Exercise goal ▸
Pictures excluded, retype the lines from the one containing "Read all visible content and emit it as JSON." through the last line of the data below, both included.
== Data supplied
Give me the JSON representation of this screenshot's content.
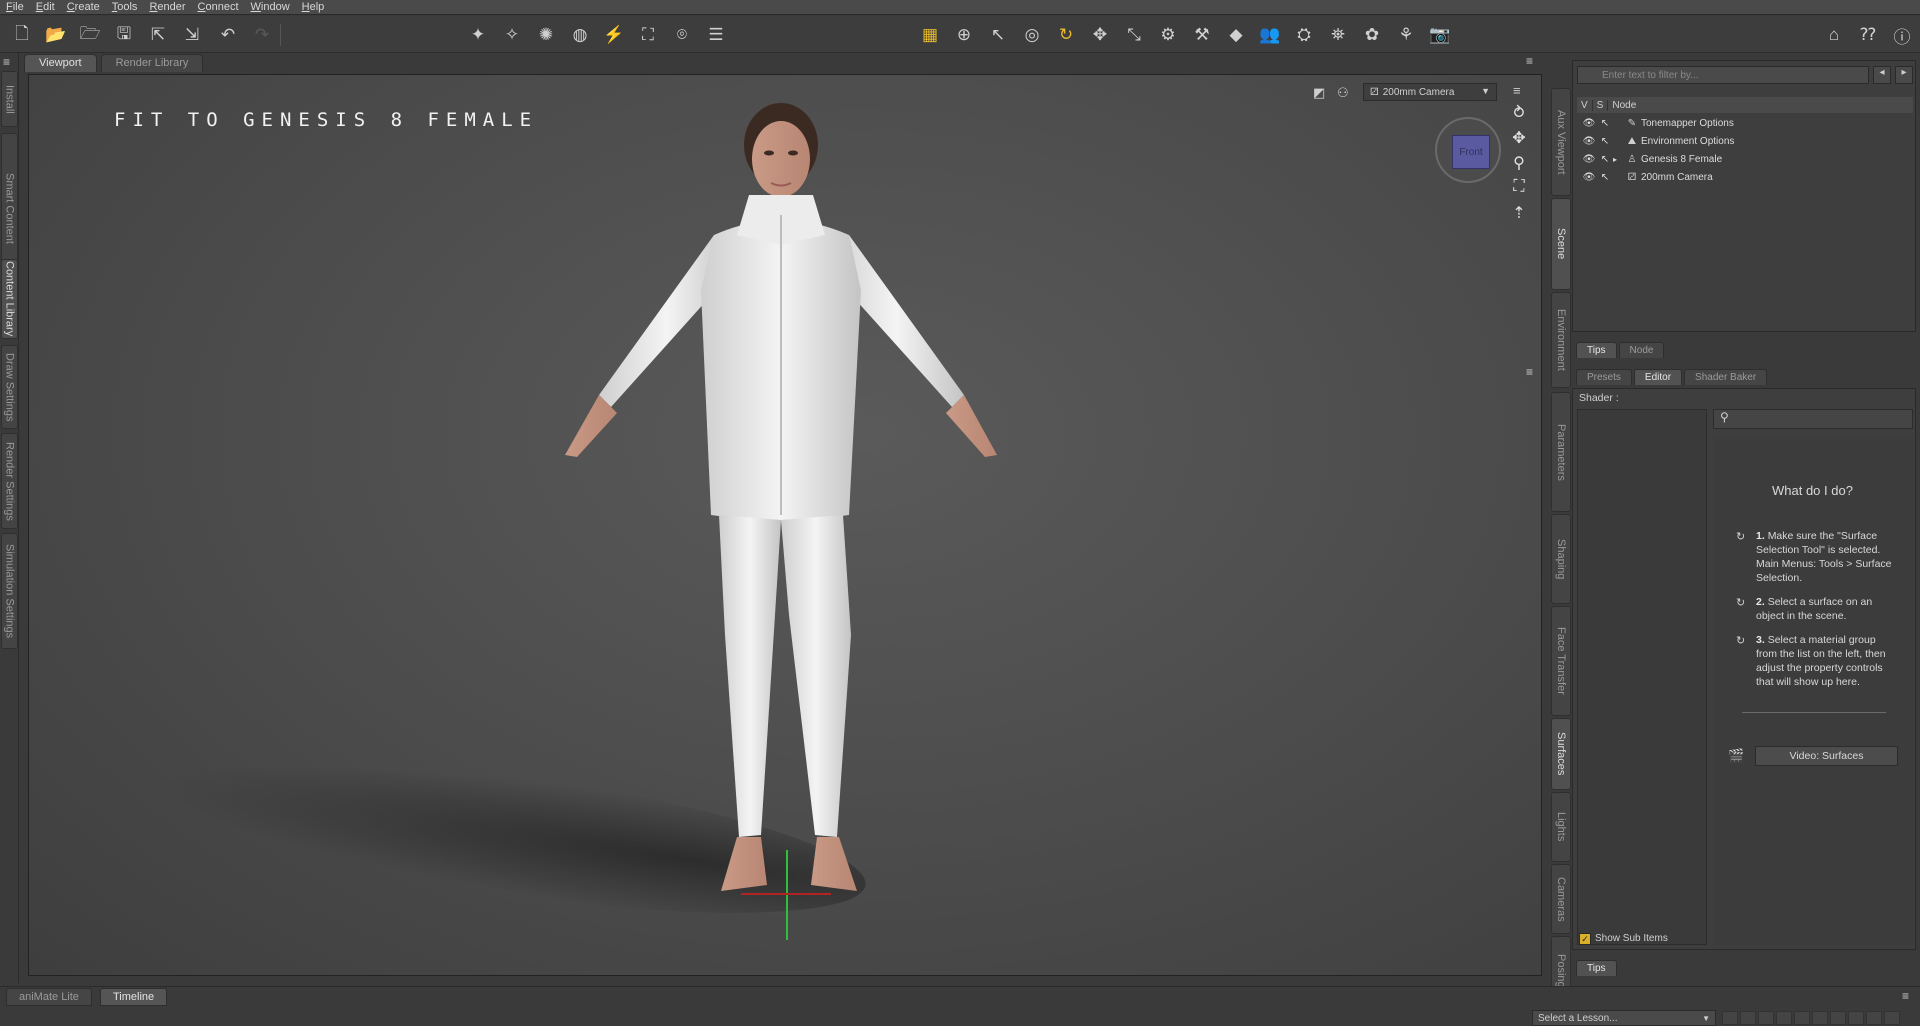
{
  "menu": [
    "File",
    "Edit",
    "Create",
    "Tools",
    "Render",
    "Connect",
    "Window",
    "Help"
  ],
  "viewport_tabs": [
    {
      "label": "Viewport",
      "active": true
    },
    {
      "label": "Render Library",
      "active": false
    }
  ],
  "viewport": {
    "title": "FIT TO GENESIS 8 FEMALE",
    "camera": "200mm Camera",
    "cube_label": "Front"
  },
  "left_tabs": [
    "Install",
    "Smart Content",
    "Content Library",
    "Draw Settings",
    "Render Settings",
    "Simulation Settings"
  ],
  "right_tabs_top": [
    "Aux Viewport",
    "Scene",
    "Environment"
  ],
  "right_tabs_bottom": [
    "Parameters",
    "Shaping",
    "Face Transfer",
    "Surfaces",
    "Lights",
    "Cameras",
    "Posing"
  ],
  "scene": {
    "filter_placeholder": "Enter text to filter by...",
    "col_v": "V",
    "col_s": "S",
    "col_node": "Node",
    "nodes": [
      "Tonemapper Options",
      "Environment Options",
      "Genesis 8 Female",
      "200mm Camera"
    ],
    "bottom_tabs": [
      "Tips",
      "Node"
    ]
  },
  "surfaces": {
    "tabs": [
      "Presets",
      "Editor",
      "Shader Baker"
    ],
    "shader_label": "Shader :",
    "help_title": "What do I do?",
    "steps": [
      {
        "num": "1.",
        "text": "Make sure the \"Surface Selection Tool\" is selected. Main Menus: Tools > Surface Selection."
      },
      {
        "num": "2.",
        "text": "Select a surface on an object in the scene."
      },
      {
        "num": "3.",
        "text": "Select a material group from the list on the left, then adjust the property controls that will show up here."
      }
    ],
    "video_button": "Video: Surfaces",
    "show_sub_items": "Show Sub Items",
    "bottom_tab": "Tips"
  },
  "bottom": {
    "tabs": [
      {
        "label": "aniMate Lite",
        "active": false
      },
      {
        "label": "Timeline",
        "active": true
      }
    ],
    "lesson_placeholder": "Select a Lesson..."
  }
}
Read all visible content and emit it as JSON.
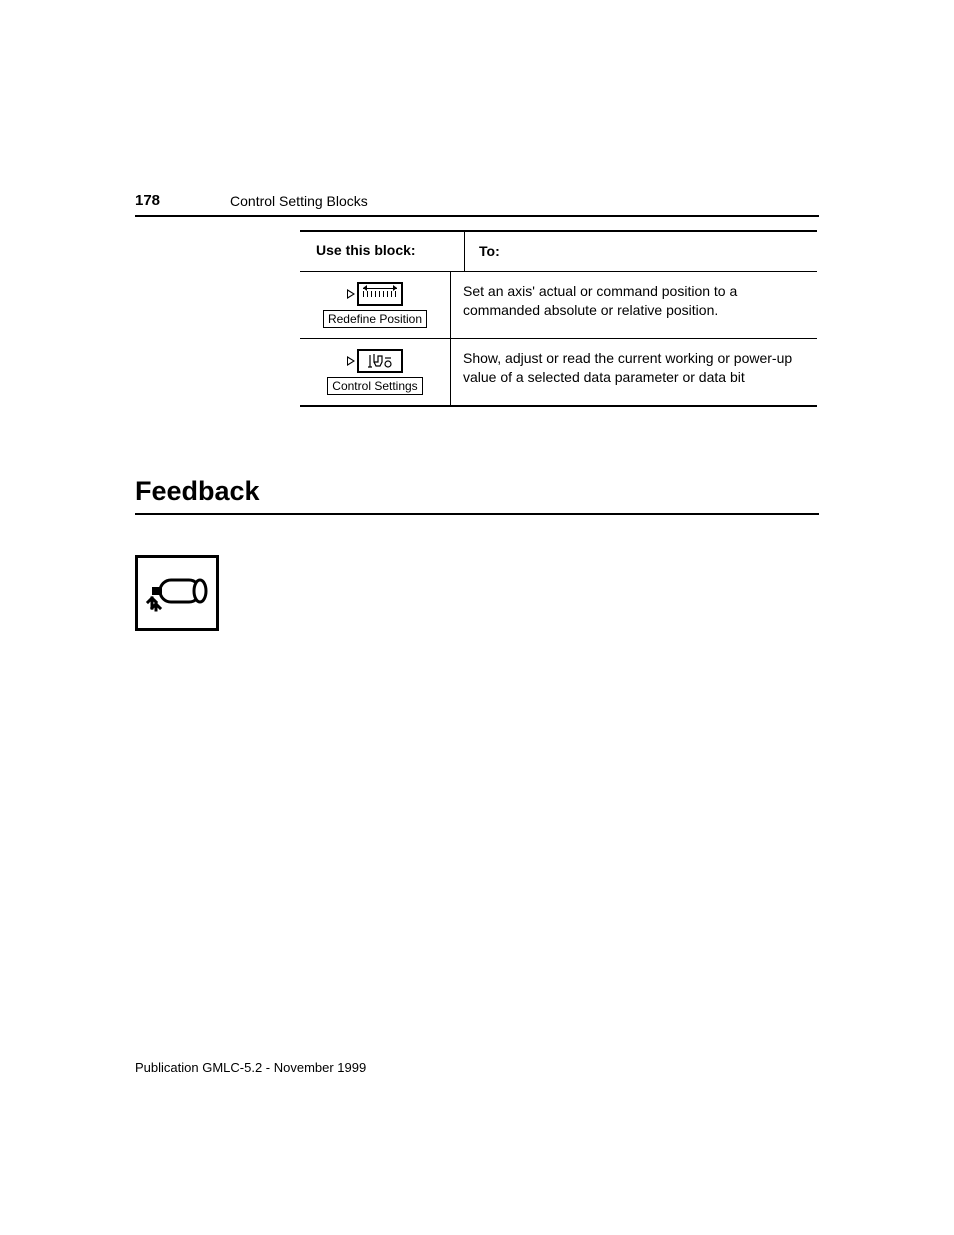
{
  "header": {
    "page_number": "178",
    "section": "Control Setting Blocks"
  },
  "table": {
    "headers": {
      "col1": "Use this block:",
      "col2": "To:"
    },
    "rows": [
      {
        "block_label": "Redefine Position",
        "description": "Set an axis' actual or command position to a commanded absolute or relative position."
      },
      {
        "block_label": "Control Settings",
        "description": "Show, adjust or read the current working or power-up value of a selected data parameter or data bit"
      }
    ]
  },
  "heading": "Feedback",
  "footer": "Publication GMLC-5.2 - November 1999"
}
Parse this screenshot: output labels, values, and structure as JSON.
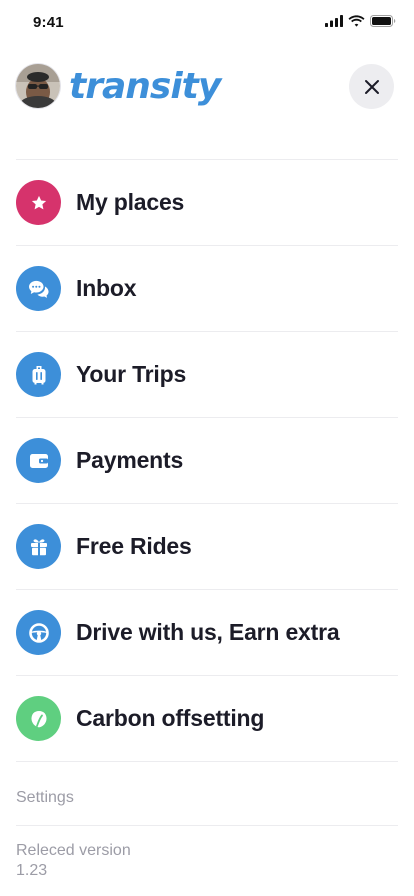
{
  "status_bar": {
    "time": "9:41"
  },
  "header": {
    "logo_text": "transity",
    "brand_color": "#3d8fd9"
  },
  "menu": {
    "items": [
      {
        "label": "My places",
        "icon": "star-icon",
        "color": "#d6336c"
      },
      {
        "label": "Inbox",
        "icon": "chat-bubbles-icon",
        "color": "#3d8fd9"
      },
      {
        "label": "Your Trips",
        "icon": "luggage-icon",
        "color": "#3d8fd9"
      },
      {
        "label": "Payments",
        "icon": "wallet-icon",
        "color": "#3d8fd9"
      },
      {
        "label": "Free Rides",
        "icon": "gift-icon",
        "color": "#3d8fd9"
      },
      {
        "label": "Drive with us, Earn extra",
        "icon": "steering-wheel-icon",
        "color": "#3d8fd9"
      },
      {
        "label": "Carbon offsetting",
        "icon": "leaf-icon",
        "color": "#5fcf80"
      }
    ]
  },
  "footer": {
    "settings_label": "Settings",
    "version_label": "Releced version",
    "version_number": "1.23"
  }
}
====
Answer to this task ▸
Read all visible content and emit it as JSON.
{
  "header": {
    "page_number": "178",
    "section": "Control Setting Blocks"
  },
  "table": {
    "headers": {
      "col1": "Use this block:",
      "col2": "To:"
    },
    "rows": [
      {
        "block_label": "Redefine Position",
        "description": "Set an axis' actual or command position to a commanded absolute or relative position."
      },
      {
        "block_label": "Control Settings",
        "description": "Show, adjust or read the current working or power-up value of a selected data parameter or data bit"
      }
    ]
  },
  "heading": "Feedback",
  "footer": "Publication GMLC-5.2 - November 1999"
}
Parse this screenshot: output labels, values, and structure as JSON.
{
  "status_bar": {
    "time": "9:41"
  },
  "header": {
    "logo_text": "transity",
    "brand_color": "#3d8fd9"
  },
  "menu": {
    "items": [
      {
        "label": "My places",
        "icon": "star-icon",
        "color": "#d6336c"
      },
      {
        "label": "Inbox",
        "icon": "chat-bubbles-icon",
        "color": "#3d8fd9"
      },
      {
        "label": "Your Trips",
        "icon": "luggage-icon",
        "color": "#3d8fd9"
      },
      {
        "label": "Payments",
        "icon": "wallet-icon",
        "color": "#3d8fd9"
      },
      {
        "label": "Free Rides",
        "icon": "gift-icon",
        "color": "#3d8fd9"
      },
      {
        "label": "Drive with us, Earn extra",
        "icon": "steering-wheel-icon",
        "color": "#3d8fd9"
      },
      {
        "label": "Carbon offsetting",
        "icon": "leaf-icon",
        "color": "#5fcf80"
      }
    ]
  },
  "footer": {
    "settings_label": "Settings",
    "version_label": "Releced version",
    "version_number": "1.23"
  }
}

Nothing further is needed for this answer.